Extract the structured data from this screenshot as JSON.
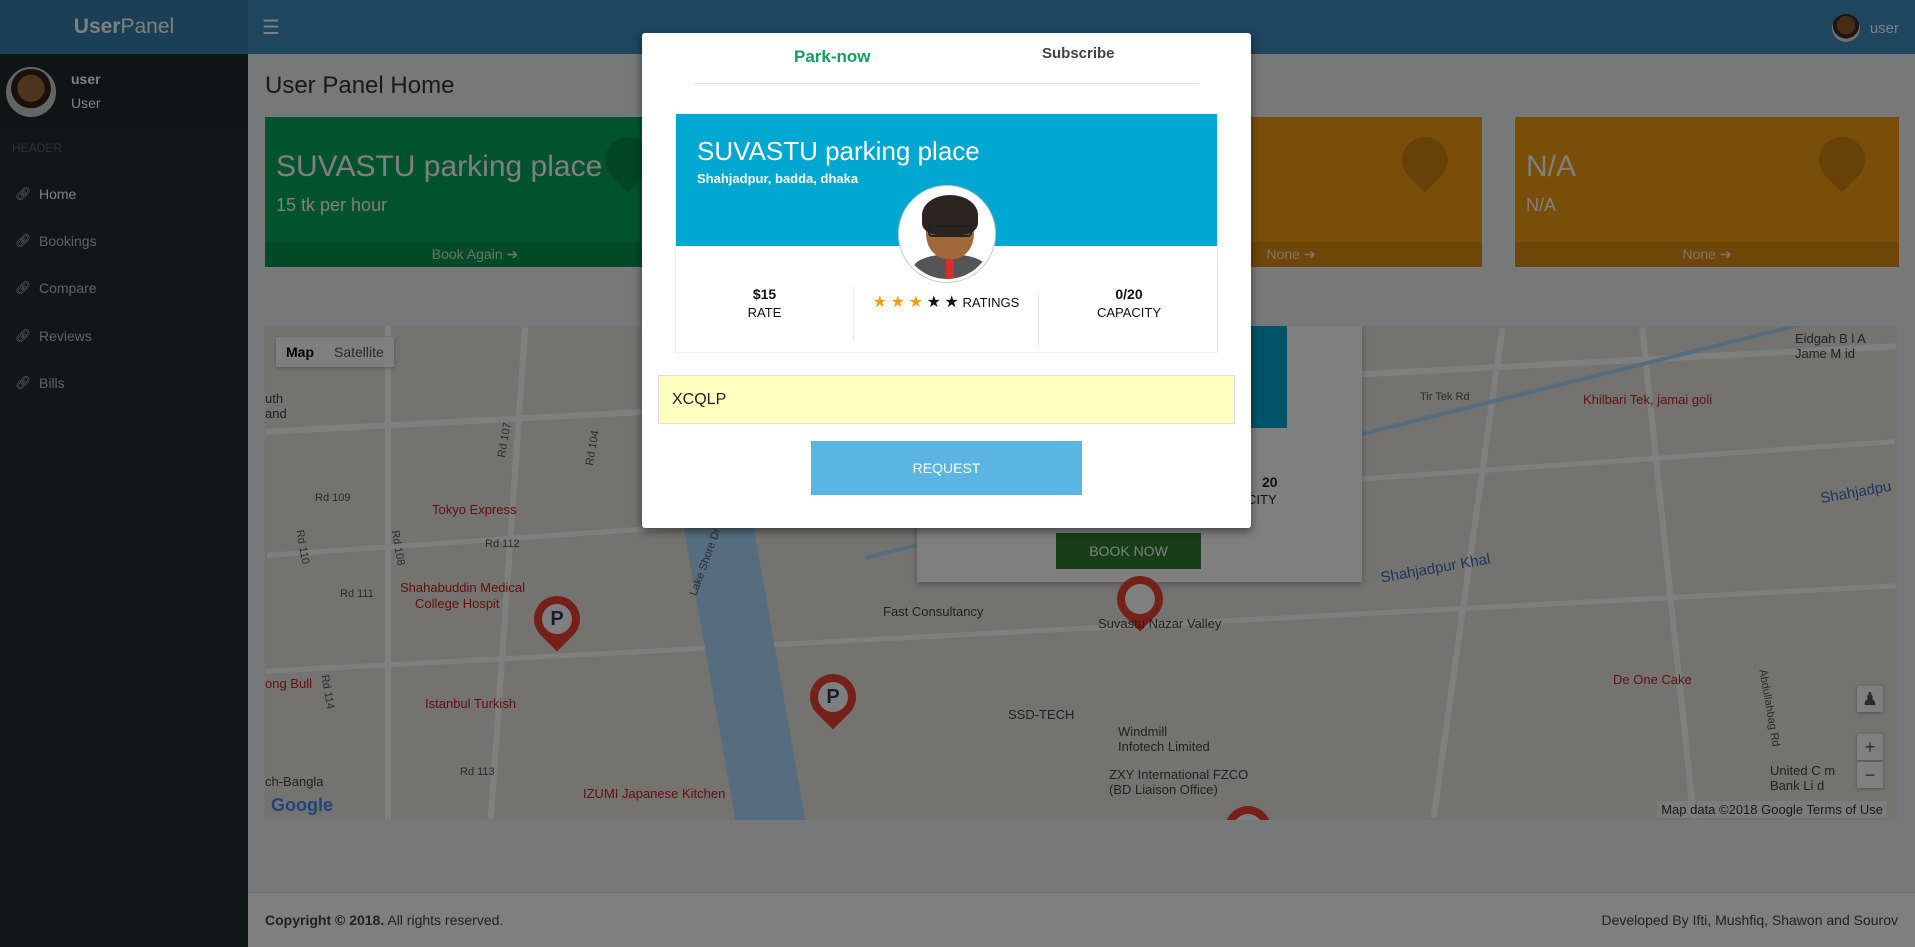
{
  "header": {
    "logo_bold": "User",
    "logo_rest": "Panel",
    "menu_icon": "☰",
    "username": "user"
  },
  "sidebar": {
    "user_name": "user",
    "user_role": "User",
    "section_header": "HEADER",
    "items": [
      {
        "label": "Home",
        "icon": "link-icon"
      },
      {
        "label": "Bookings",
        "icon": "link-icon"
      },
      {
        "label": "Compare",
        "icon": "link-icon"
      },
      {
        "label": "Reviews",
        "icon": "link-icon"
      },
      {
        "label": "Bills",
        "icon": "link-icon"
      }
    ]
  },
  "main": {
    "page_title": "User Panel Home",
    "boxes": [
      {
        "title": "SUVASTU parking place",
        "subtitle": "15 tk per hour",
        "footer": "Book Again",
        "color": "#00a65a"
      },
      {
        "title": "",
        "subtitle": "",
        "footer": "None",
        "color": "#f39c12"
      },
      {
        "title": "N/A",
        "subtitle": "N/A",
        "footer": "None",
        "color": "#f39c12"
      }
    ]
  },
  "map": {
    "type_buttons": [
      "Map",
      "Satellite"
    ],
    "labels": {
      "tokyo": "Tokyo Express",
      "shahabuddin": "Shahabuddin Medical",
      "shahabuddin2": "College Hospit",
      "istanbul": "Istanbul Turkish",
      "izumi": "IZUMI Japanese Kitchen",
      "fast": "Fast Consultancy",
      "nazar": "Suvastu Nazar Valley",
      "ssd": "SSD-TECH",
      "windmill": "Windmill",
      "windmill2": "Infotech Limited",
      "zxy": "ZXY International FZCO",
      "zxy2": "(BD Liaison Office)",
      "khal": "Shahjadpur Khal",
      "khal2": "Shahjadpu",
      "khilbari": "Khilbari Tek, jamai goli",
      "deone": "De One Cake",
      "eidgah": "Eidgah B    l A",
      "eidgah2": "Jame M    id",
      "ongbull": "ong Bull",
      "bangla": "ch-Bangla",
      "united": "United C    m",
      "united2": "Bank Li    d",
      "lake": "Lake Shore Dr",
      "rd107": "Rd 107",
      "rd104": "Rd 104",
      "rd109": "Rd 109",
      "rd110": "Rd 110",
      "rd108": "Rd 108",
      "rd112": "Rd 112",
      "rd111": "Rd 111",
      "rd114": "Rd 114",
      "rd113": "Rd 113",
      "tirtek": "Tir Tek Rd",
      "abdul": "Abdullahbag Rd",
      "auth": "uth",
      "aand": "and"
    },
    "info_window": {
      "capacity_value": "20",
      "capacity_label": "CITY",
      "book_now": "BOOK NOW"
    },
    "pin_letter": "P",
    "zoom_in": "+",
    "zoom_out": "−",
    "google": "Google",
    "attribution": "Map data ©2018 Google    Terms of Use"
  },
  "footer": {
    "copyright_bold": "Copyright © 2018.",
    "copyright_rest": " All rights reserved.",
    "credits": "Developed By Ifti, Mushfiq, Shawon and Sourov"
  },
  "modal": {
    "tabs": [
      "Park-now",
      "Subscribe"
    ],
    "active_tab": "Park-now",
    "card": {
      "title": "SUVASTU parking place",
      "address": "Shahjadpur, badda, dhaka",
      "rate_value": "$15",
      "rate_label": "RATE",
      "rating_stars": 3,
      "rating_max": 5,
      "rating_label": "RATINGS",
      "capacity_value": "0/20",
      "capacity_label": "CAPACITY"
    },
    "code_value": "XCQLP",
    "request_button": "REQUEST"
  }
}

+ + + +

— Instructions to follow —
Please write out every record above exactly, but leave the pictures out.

— Written response —
Extract the structured data from this screenshot as JSON.
{
  "header": {
    "logo_bold": "User",
    "logo_rest": "Panel",
    "menu_icon": "☰",
    "username": "user"
  },
  "sidebar": {
    "user_name": "user",
    "user_role": "User",
    "section_header": "HEADER",
    "items": [
      {
        "label": "Home",
        "icon": "link-icon"
      },
      {
        "label": "Bookings",
        "icon": "link-icon"
      },
      {
        "label": "Compare",
        "icon": "link-icon"
      },
      {
        "label": "Reviews",
        "icon": "link-icon"
      },
      {
        "label": "Bills",
        "icon": "link-icon"
      }
    ]
  },
  "main": {
    "page_title": "User Panel Home",
    "boxes": [
      {
        "title": "SUVASTU parking place",
        "subtitle": "15 tk per hour",
        "footer": "Book Again",
        "color": "#00a65a"
      },
      {
        "title": "",
        "subtitle": "",
        "footer": "None",
        "color": "#f39c12"
      },
      {
        "title": "N/A",
        "subtitle": "N/A",
        "footer": "None",
        "color": "#f39c12"
      }
    ]
  },
  "map": {
    "type_buttons": [
      "Map",
      "Satellite"
    ],
    "labels": {
      "tokyo": "Tokyo Express",
      "shahabuddin": "Shahabuddin Medical",
      "shahabuddin2": "College Hospit",
      "istanbul": "Istanbul Turkish",
      "izumi": "IZUMI Japanese Kitchen",
      "fast": "Fast Consultancy",
      "nazar": "Suvastu Nazar Valley",
      "ssd": "SSD-TECH",
      "windmill": "Windmill",
      "windmill2": "Infotech Limited",
      "zxy": "ZXY International FZCO",
      "zxy2": "(BD Liaison Office)",
      "khal": "Shahjadpur Khal",
      "khal2": "Shahjadpu",
      "khilbari": "Khilbari Tek, jamai goli",
      "deone": "De One Cake",
      "eidgah": "Eidgah B    l A",
      "eidgah2": "Jame M    id",
      "ongbull": "ong Bull",
      "bangla": "ch-Bangla",
      "united": "United C    m",
      "united2": "Bank Li    d",
      "lake": "Lake Shore Dr",
      "rd107": "Rd 107",
      "rd104": "Rd 104",
      "rd109": "Rd 109",
      "rd110": "Rd 110",
      "rd108": "Rd 108",
      "rd112": "Rd 112",
      "rd111": "Rd 111",
      "rd114": "Rd 114",
      "rd113": "Rd 113",
      "tirtek": "Tir Tek Rd",
      "abdul": "Abdullahbag Rd",
      "auth": "uth",
      "aand": "and"
    },
    "info_window": {
      "capacity_value": "20",
      "capacity_label": "CITY",
      "book_now": "BOOK NOW"
    },
    "pin_letter": "P",
    "zoom_in": "+",
    "zoom_out": "−",
    "google": "Google",
    "attribution": "Map data ©2018 Google    Terms of Use"
  },
  "footer": {
    "copyright_bold": "Copyright © 2018.",
    "copyright_rest": " All rights reserved.",
    "credits": "Developed By Ifti, Mushfiq, Shawon and Sourov"
  },
  "modal": {
    "tabs": [
      "Park-now",
      "Subscribe"
    ],
    "active_tab": "Park-now",
    "card": {
      "title": "SUVASTU parking place",
      "address": "Shahjadpur, badda, dhaka",
      "rate_value": "$15",
      "rate_label": "RATE",
      "rating_stars": 3,
      "rating_max": 5,
      "rating_label": "RATINGS",
      "capacity_value": "0/20",
      "capacity_label": "CAPACITY"
    },
    "code_value": "XCQLP",
    "request_button": "REQUEST"
  }
}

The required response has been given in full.